Navi Pillay, U.N. high commissioner for human rights, has accused both Israel and Hamas militants of committing war crimes in the Gaza conflict. Her harshest criticism, as well as that of most nations, has been reserved for the Israeli government, charging that it has committed war crimes in direct violation of the Geneva Conventions. In the wake of the huge difference in casualties and property destruction, many in the West have accused the Israeli government of making a grossly disproportionate response to terrorist rocket attacks. A New York Times (July 23, 2014) article titled “As Much of the World Frowns on Israel, Americans Hold Out Support” says that a number of “world leaders and demonstrators pointed to the lopsided number of Palestinian casualties — more than 650, most of them civilians — versus 35 on the Israeli side, 32 of them soldiers.” By now, those numbers have tripled, but let’s think about some of the arguments being made.
First, let’s take a historical look at proportionality in response to an attack. In February 1945, in Dresden, Germany, 25,000 lives were lost in one night and the city was reduced to rubble as a result of British and U.S. bombers firebombing. In March 1945, 300 U.S. B-29 planes dropped incendiary bombs on Tokyo, killing more than 100,000 people, with millions injured and made homeless. Later, atomic bombs were dropped on Hiroshima and Nagasaki, leading to even greater loss of life and property destruction. Who’s willing to criticize the Allies for lack of proportionality in response to Germany’s and Japan’s attacks? Though the Allies brought about a horrible loss of life and massive destruction, one thing is very clear and indisputable: Neither country has attacked ever since.

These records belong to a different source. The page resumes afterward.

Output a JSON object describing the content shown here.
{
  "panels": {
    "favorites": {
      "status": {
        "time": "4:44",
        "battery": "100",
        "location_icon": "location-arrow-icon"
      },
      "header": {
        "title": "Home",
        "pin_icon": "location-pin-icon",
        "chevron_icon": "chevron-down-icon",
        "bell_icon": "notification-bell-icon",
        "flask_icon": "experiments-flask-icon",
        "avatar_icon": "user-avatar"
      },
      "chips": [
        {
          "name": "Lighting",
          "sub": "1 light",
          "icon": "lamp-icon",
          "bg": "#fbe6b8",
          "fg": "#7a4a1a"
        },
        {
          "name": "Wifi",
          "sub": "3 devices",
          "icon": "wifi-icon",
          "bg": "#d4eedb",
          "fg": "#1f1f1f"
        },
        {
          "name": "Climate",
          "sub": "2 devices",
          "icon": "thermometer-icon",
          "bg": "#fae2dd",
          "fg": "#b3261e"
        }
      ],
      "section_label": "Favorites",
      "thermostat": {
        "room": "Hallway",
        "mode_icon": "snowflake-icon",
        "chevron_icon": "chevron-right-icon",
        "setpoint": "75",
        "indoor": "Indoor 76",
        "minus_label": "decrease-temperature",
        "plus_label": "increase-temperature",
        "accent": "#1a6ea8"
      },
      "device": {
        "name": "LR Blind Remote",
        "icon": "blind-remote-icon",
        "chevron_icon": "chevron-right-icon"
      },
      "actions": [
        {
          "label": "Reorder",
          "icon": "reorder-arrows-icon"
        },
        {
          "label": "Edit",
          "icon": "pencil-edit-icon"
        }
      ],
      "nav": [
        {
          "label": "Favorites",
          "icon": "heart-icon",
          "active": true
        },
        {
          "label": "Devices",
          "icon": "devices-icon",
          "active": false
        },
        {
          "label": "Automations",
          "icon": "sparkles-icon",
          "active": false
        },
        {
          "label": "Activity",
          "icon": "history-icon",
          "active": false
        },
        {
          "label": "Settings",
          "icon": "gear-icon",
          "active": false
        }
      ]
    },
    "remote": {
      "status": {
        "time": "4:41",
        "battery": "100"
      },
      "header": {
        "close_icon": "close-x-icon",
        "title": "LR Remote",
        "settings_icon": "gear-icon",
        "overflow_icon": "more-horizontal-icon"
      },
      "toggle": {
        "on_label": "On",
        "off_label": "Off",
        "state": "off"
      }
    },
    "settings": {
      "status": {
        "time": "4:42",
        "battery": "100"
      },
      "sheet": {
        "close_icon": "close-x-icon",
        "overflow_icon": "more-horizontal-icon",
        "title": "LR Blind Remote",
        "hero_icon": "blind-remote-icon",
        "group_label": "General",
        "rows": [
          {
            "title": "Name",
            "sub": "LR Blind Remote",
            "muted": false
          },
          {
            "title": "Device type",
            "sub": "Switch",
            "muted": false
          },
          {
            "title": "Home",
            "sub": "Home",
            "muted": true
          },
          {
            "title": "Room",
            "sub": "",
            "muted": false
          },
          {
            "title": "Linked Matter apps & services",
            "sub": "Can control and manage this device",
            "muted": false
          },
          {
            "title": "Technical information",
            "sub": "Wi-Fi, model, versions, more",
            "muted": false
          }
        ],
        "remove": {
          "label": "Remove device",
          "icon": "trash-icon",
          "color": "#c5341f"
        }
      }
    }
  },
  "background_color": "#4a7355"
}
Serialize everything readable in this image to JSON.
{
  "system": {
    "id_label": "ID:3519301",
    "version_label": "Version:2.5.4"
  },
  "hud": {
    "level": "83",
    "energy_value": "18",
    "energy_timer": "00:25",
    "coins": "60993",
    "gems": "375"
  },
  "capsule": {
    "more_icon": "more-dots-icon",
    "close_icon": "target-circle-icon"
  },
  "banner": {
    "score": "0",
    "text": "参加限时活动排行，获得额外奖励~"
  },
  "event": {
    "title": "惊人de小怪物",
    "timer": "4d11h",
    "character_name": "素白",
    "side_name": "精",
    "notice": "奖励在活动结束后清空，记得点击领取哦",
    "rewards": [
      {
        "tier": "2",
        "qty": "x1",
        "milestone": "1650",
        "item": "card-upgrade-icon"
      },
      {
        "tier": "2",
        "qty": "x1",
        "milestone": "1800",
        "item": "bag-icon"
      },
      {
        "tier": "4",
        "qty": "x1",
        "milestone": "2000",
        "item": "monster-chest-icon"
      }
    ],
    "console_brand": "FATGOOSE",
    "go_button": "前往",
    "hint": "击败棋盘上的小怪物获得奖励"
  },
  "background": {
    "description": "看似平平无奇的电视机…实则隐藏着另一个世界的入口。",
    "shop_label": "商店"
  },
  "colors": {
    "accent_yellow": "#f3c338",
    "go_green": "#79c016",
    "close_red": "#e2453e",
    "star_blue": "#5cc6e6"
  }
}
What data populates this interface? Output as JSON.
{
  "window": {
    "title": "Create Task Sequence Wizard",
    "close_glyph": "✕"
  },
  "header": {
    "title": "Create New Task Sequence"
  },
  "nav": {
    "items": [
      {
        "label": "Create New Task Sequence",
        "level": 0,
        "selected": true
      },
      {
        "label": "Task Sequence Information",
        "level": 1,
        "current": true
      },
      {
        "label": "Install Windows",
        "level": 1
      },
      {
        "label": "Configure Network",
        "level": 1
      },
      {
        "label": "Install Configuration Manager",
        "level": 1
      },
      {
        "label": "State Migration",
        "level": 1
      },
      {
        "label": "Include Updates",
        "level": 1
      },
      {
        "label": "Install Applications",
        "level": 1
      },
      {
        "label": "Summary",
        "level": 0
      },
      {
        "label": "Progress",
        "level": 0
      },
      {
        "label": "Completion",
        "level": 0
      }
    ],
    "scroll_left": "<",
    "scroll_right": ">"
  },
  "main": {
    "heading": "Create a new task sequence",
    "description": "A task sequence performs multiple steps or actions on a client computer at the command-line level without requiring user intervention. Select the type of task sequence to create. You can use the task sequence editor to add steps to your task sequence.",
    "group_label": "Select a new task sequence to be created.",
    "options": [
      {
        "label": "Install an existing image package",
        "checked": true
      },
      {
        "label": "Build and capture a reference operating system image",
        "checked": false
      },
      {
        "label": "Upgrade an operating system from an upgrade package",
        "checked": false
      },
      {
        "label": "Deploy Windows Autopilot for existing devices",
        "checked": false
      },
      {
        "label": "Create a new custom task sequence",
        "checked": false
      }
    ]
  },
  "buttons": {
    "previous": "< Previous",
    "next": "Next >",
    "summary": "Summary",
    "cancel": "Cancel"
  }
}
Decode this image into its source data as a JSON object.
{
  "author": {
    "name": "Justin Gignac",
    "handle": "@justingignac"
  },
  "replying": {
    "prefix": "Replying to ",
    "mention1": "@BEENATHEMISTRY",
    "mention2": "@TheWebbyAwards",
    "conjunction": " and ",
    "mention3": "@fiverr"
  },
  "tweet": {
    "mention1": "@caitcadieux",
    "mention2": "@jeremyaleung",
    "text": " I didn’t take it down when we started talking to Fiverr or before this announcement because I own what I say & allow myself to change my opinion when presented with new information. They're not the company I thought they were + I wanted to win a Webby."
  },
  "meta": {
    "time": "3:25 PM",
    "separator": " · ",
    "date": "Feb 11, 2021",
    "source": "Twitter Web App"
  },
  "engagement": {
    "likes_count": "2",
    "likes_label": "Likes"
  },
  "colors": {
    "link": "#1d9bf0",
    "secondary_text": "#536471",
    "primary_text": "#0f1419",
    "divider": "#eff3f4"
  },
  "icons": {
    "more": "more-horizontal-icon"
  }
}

Anti-Semitic attacks have skyrocketed in Europe in the wake of the Israeli-Palestinian conflict. It’s not just a criticism of Israel’s foreign policy; it’s an attack on Jews. Synagogues have faced Molotov cocktails, bomb threats and vandalism. Several European cities have seen slogans such as “Dirty Jews,” “Jews your end is near,” “Out with Zionists,” “Israel executioner” and “Save Gaza! Hitler, you were right!” According to RT, over the past month there has been a 50 percent increase in hate crimes against Jews in Britain.
The Western anti-Semitic and anti-Israel response is amazing and somewhat disconcerting. Israel is the only democratic nation in the Middle East. It has respect for relatively free markets, personal liberty and private property rights. Many Westerners give their moral support to Muslims who, as a matter of religion, practice brutal control of women that includes honor killings. Many Muslims consider homosexuality to be not only a sin but a crime under Islamic law punishable by death. What Westerners consider basic human rights are often outlawed in Islamic nations. The Quran is the religious guide of Islam, and Muslims believe it to be a revelation from God. It contains more than 100 verses that call Muslims to war with nonbelievers for the sake of Islamic rule. Westerners who condemn Israel and support the recent anti-Semitic attacks — or remain silent in the face of them — are by no means spared from Islamic condemnation as infidels.
It has to be heart-rending to any decent person to witness the suffering of the Palestinians, who’re experiencing a major tragedy both in casualties and in property destruction. Though it is Hamas firing rockets into Israel, the ordinary Palestinian is not to be held blameless. Palestinians know that Hamas is storing rockets and building tunnels in civilian areas and that if Israel tries to take out these rockets and tunnels, civilian casualties will be part of the collateral damage. Their silence and acceptance implies support for the tactics of Hamas.
Gen. William T. Sherman told the 1879 graduating class of the Michigan Military Academy, “War is hell.” There’s no nice war, and that’s why war should be a last alternative. Those Westerners who criticize Israel’s response to close to 3,000 rocket attacks might tell us what Israel should do in response — just take the rockets, surrender, or leave the Middle East?
Walter E. Williams is a professor of economics at George Mason University.